Exercise prompt →
Every record that follows is to be copied exactly, with the pictures omitted.

Extracted data entries →
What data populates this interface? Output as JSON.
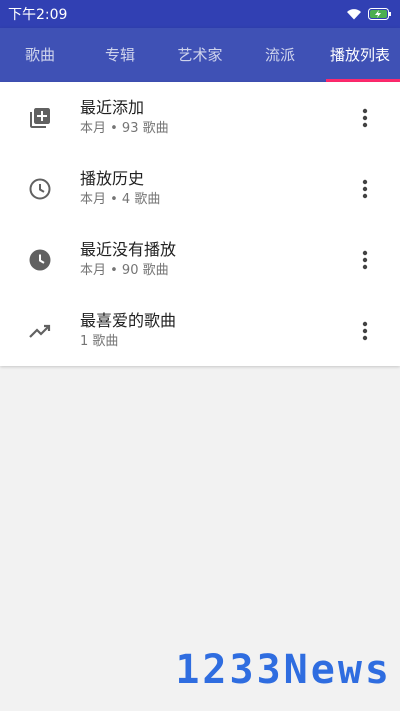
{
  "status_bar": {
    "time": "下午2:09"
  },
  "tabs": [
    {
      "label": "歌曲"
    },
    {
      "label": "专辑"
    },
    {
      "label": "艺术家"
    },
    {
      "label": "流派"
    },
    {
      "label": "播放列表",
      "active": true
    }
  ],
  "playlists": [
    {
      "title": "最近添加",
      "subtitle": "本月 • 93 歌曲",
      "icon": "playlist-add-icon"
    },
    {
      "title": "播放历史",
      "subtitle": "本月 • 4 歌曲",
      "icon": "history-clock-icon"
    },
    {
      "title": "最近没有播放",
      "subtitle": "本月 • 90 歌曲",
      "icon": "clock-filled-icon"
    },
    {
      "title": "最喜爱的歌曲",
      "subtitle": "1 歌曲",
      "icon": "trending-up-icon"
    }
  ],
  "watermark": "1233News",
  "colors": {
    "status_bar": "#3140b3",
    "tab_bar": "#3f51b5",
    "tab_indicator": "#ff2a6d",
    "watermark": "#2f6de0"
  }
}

Task result →
What data populates this interface? Output as JSON.
{
  "status_bar": {
    "time": "下午2:09"
  },
  "tabs": [
    {
      "label": "歌曲"
    },
    {
      "label": "专辑"
    },
    {
      "label": "艺术家"
    },
    {
      "label": "流派"
    },
    {
      "label": "播放列表",
      "active": true
    }
  ],
  "playlists": [
    {
      "title": "最近添加",
      "subtitle": "本月 • 93 歌曲",
      "icon": "playlist-add-icon"
    },
    {
      "title": "播放历史",
      "subtitle": "本月 • 4 歌曲",
      "icon": "history-clock-icon"
    },
    {
      "title": "最近没有播放",
      "subtitle": "本月 • 90 歌曲",
      "icon": "clock-filled-icon"
    },
    {
      "title": "最喜爱的歌曲",
      "subtitle": "1 歌曲",
      "icon": "trending-up-icon"
    }
  ],
  "watermark": "1233News",
  "colors": {
    "status_bar": "#3140b3",
    "tab_bar": "#3f51b5",
    "tab_indicator": "#ff2a6d",
    "watermark": "#2f6de0"
  }
}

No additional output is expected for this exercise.